Global SST anomaly distribution chart as observed by NOAA at the onset of the boreal spring of 2012. There are many similarities with the 2011 situation, but also a couple of important differences. First, as in 2011, the boreal spring of 2012 starts with a La Niña SST distribution in the Pacific Ocean. The forecast transition to an El Niño by mid-spring or summer is already visibly underway. Another clear difference is formed by the temperature distribution in the Atlantic Ocean. There is a patched band of cold anomalies from Newfoundland towards the British Isles. But most of the western North Atlantic is too warm (representing a winter with less cold winds blowing off the North American continent). What could be of far greater significance though is a tropical ‘La Niña mirror’ in the mid-Atlantic, around West Africa. (When the forecast Pacific El Niño scenario sets in and Atlantic tradewinds pick up, this pattern will likely be reinforced.) The cold water anomaly now stretches around Morocco towards the Mediterranean and encompasses part of the Iberian Peninsula.
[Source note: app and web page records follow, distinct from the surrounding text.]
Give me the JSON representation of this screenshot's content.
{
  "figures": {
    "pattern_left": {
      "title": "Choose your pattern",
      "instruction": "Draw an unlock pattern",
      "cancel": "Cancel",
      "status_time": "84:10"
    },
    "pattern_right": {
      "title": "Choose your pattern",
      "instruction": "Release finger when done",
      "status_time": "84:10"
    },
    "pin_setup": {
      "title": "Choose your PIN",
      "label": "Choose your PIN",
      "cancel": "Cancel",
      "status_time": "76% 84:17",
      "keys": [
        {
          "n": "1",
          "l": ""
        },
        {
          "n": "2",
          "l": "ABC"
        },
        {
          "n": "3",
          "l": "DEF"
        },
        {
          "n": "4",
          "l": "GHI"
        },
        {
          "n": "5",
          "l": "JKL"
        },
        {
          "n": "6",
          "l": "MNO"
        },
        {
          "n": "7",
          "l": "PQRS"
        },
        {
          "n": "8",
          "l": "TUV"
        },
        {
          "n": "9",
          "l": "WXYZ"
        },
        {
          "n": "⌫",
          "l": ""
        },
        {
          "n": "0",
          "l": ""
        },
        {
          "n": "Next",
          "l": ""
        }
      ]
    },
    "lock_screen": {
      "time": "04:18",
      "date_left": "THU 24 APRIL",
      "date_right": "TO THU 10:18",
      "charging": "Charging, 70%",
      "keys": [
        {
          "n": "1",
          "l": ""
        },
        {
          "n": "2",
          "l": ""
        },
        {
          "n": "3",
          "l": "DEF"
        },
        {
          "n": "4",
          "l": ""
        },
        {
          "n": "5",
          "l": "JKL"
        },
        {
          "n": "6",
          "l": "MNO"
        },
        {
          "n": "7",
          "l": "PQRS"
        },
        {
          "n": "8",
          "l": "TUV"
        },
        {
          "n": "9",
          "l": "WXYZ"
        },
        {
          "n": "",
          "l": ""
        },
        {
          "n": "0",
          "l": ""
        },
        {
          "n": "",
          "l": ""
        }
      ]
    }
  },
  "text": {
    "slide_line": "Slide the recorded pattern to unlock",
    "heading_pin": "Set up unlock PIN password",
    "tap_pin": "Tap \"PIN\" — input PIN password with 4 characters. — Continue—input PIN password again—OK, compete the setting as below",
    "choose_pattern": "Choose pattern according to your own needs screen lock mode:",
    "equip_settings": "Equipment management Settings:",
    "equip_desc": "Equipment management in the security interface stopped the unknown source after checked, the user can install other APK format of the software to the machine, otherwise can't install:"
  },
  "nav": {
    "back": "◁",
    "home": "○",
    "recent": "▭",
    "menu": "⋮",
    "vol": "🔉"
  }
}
And that creates a very comfortable alternative position for the Azores high, which was forced further to the north during the 2011 spring – and that could be what will determine the big difference between the two spring seasons - as suggested below.
Temperature and precipitation forecast
Of special interest is the seasonal forecast of the NCEP model. The temperature charts show a similar direction as the IRI image on the top of this story, but differentiate that for the three spring months. March would be close to average and in West Europe April and May could be up to one degree warmer than normal. So now you know why IRI ‘thinks’ the entire spring will be warm – two months have more weight than one. Unfortunate thing is only the March forecast shows high reliability, largely passing the NCEP model’s own skill test.
So when it comes to temperature – based on model forecasts – we can only conclude the following:
- March is likely to have around average temperatures
- There is an inclination towards above average temperatures later on
The NCEP precipitation chart tells a more interesting story though. Again, the model only passes (and quite poorly) its own skill test for the month of March, so here especially April and May should be ignored.
What is remarkable though is the strong negative precipitation anomaly for parts of Portugal, Spain, southern France and northern Italy. This corresponds well with the current SST charts that would favour transition scenarios with strong presence of the Azores high over the Iberian Peninsula and the south of France.
If this scenario would happen there are strong precipitation consequences (for March only) for the whole of West Europe:
- Dry and sunny in Southwest Europe
- Mixed scenario for Northwest Europe: northflank of high pressure system would leave remaining Atlantic influence and cloud cover. High pressure ridges would bring dry, sometimes sunny weather, alternating with rainy days influenced by (weak) weather fronts of depressions to northwest and north. On average perhaps a bit drier than normal, depending on northward progression of Azores high.
European spring temperature forecast according to NOAA’s NCEP model. All this really says is March will be close to average. There is a clear trend towards relatively high temperatures later on in spring, but there the reliability of the model ends.
Thus far the biggest weather news: lots of sunshine for Spain, Portugal and South France. Perhaps also a tad drier for other regions in West Europe. But especially this precipitation forecast only has value for March.